The Rev. Robert Moore of the Coalition for Peace Action in Princeton, N.J., is ready to keep the heat on the Bush administration.
He says the peace movement has a responsibility to continue organizing and demonstrating to show the president and the world that there is significant American opposition to war with Iraq.
I spoke with Moore, executive director of the Princeton coalition (one of two chapters in New Jersey and 27 chapters nationwide), on March 18, the day after President George W. Bush issued his 48-hour ultimatum to Saddam Hussein, but before war had broken out and I write this with the knowledge that war is imminent, likely to come within days.
Peace groups quickly denounced Bush's 15-minute speech. Leslie Cagan of United for Peace and Justice, an umbrella group that has been coordinating protests across the country, said the ultimatum would "not deter us but rather reinforces our commitment to use every creative ounce of energy to stop this war," including a demonstration planned for March 22.
The group also called for a national mobilization in Atlanta on April 5, a day after the 35th anniversary of the assassination of the Rev. Dr. Martin Luther King, Jr. "to strengthen the link between justice and peace issues." [Editor's Note: Both demonstrations came after our deadline.]
Like Cagan, Moore was indignant, but he also was hopeful -- and extraordinarily committed. He outlined what he called the deceptions the administration has been using to persuade the American public to support this ill-conceived war -- including falsified evidence and the repeated canard that Saddam Hussein was somehow linked to the Sept. 11 terrorist attacks.
"His speech the Thursday before (March 6) mentioned Iraq and Sept. 11 11 times together," Moore said. "He never said they were involved, but by mentioning them together so many times, he suggested it."
And the administration's efforts appear effective, with a majority of Americans telling pollsters they support Bush's handling of the Iraq crisis and more than half believing that at least one of the Sept. 11 terrorists was from Iraq.
But those numbers appear soft -- while about 70% of the respondents to a March 17 Washington Post-ABC News Poll said they supported Bush's 48-hour ultimatum, less than half said they strongly supported it. And it's important to remember that presidential poll numbers almost always spike upward on the night of a major policy announcement or speech and then tend to fall in the days and weeks following.
And thousands -- perhaps millions -- have taken to the streets all across the country in protest against this war over the last several months, including a national walkout staged by high school and college students in early March.
To my way of thinking, the sheer number of protesters is an indication that there is a solid core of Americans opposed to war and that this opposition is much stronger than the support gauged by pollsters.
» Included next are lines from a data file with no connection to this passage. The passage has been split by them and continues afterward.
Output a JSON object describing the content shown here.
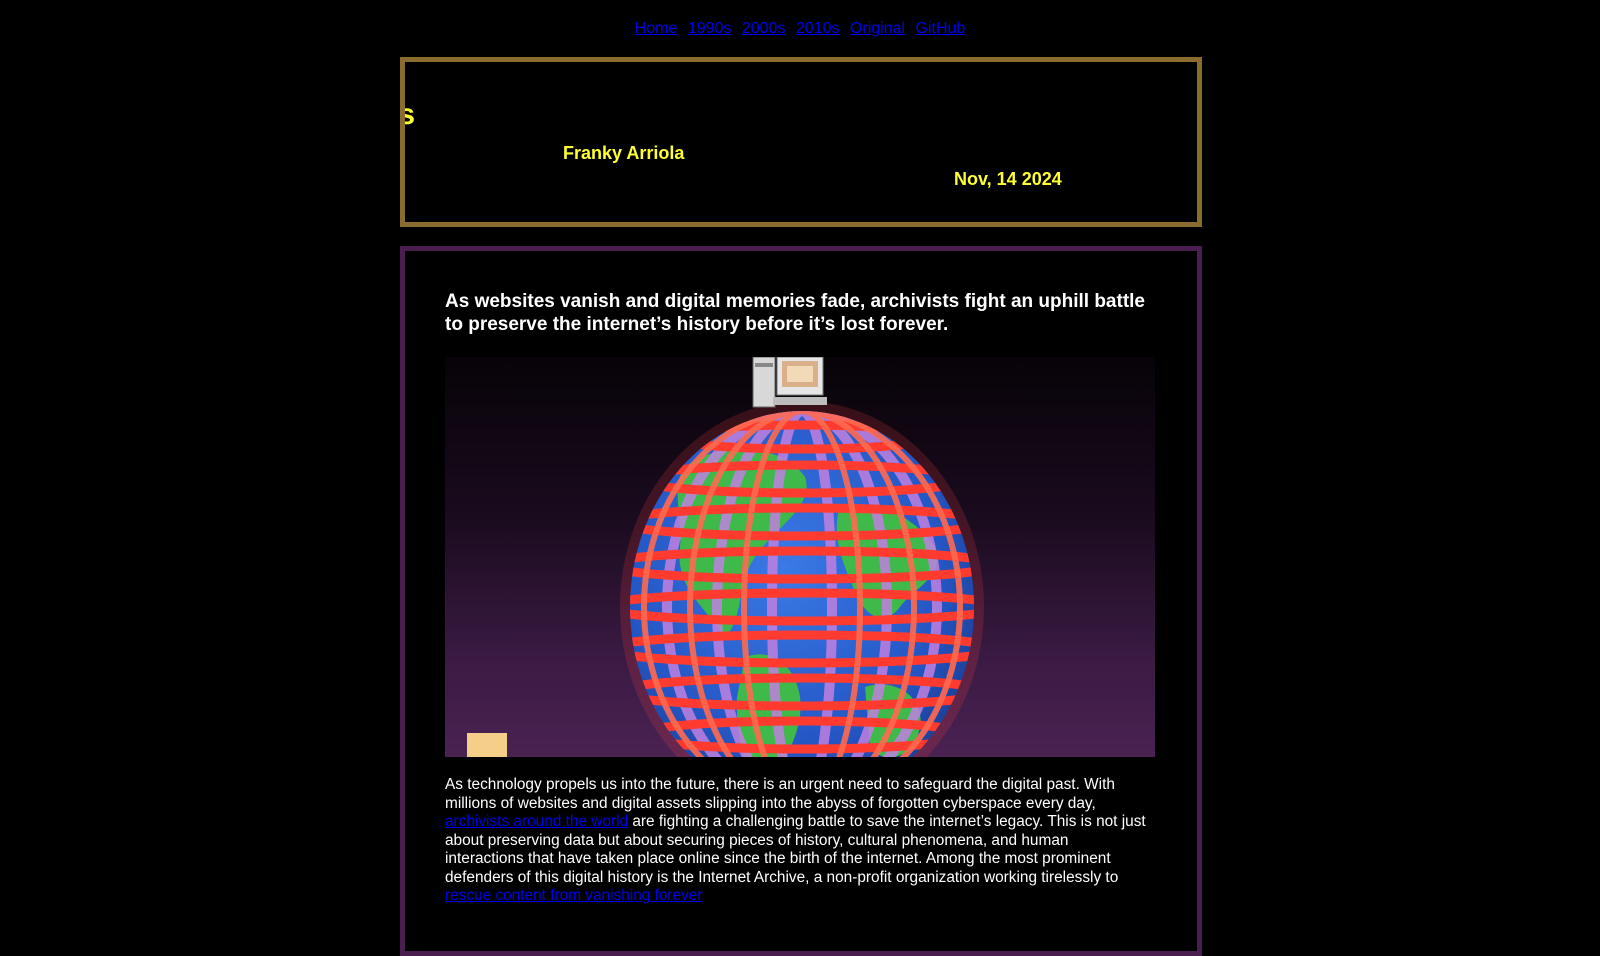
{
  "nav": {
    "items": [
      {
        "label": "Home"
      },
      {
        "label": "1990s"
      },
      {
        "label": "2000s"
      },
      {
        "label": "2010s"
      },
      {
        "label": "Original"
      },
      {
        "label": "GitHub"
      }
    ]
  },
  "header": {
    "title_visible": "pears",
    "author": "Franky Arriola",
    "date": "Nov, 14 2024"
  },
  "article": {
    "subtitle": "As websites vanish and digital memories fade, archivists fight an uphill battle to preserve the internet’s history before it’s lost forever.",
    "hero_image": "globe-with-computer-image",
    "paragraph": {
      "part1": "As technology propels us into the future, there is an urgent need to safeguard the digital past. With millions of websites and digital assets slipping into the abyss of forgotten cyberspace every day, ",
      "link1": "archivists around the world",
      "part2": " are fighting a challenging battle to save the internet’s legacy. This is not just about preserving data but about securing pieces of history, cultural phenomena, and human interactions that have taken place online since the birth of the internet. Among the most prominent defenders of this digital history is the Internet Archive, a non-profit organization working tirelessly to ",
      "link2": "rescue content from vanishing forever"
    }
  },
  "colors": {
    "header_border": "#8a6d2e",
    "content_border": "#4a1e4e",
    "title_yellow": "#ffff33",
    "link_blue": "#0000ee"
  }
}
After all, it takes a far greater level of commitment to step out in the freezing winter temperatures, risk arrest and make your presence known than it is to answer a list of questions via the telephone.
And this is one of the reasons that Moore remains optimistic.
He says that the participation of the major labor unions -- the national board of the AFL-CIO and many of its affiliate unions have adopted resolutions and individual union members have marched with members of peace organizations at recent demonstrations. This is a historic shift, he says -- the labor union generally was hostile to the antiwar movement in the 1960s.
"Participation of the labor groups adds more clout to our protests, more legitimacy," Moore says. "There was this impression, this peaceniks vs. the hardhats kind of thing in Vietnam -- and we weren't identifying with working class perspectives on the issue."
One reason for the change, he says, is that the unions learned that they were duped by the government, "by the Gulf of Tonkin resolution and other lies."
He says peace activists also have taken many lessons from their experience fighting against the Vietnam War -- in particular, that the peace movement has to be careful not to confuse the soldiers with the policies of the government.
"We should never have made it appear that we were against the troops over there," he says. "We were opposing a policy of the US government and the troops were just pawns in a game."
While Moore was still hopeful that a war could be averted, he said he was moving ahead with plans for demonstrations timed for the day after the first bombs fall. He says the goal will be to "shorten the war, to make it as short as possible and to limit the loss of life -- not only of soldiers, but of the innocent civilians of Iraq."
Some groups opposed to the war:
Peace Action, which formed from a merger of SANE and The Freeze, has been organizing for peace and disarmament for more than 40 years and has 27 state and local chapters across the country. The national office is located at 1819 H Street NW, Suite 420 & 425, Washington, DC 20006; phone (202) 862-9740; fax (202) 862-9762; www.peace-action.org.
United for Peace & Justice brings together a broad range of organizations throughout the United States to help coordinate opposition to a US-led war on Iraq. Phone (646) 473-8935 on the East Coast and (415) 255-7296, ext. 311, on the West Coast. See www.unitedforpeace.org/
Hank Kalet is a poet and managing editor of two central New Jersey newspapers. Email firstname.lastname@example.org.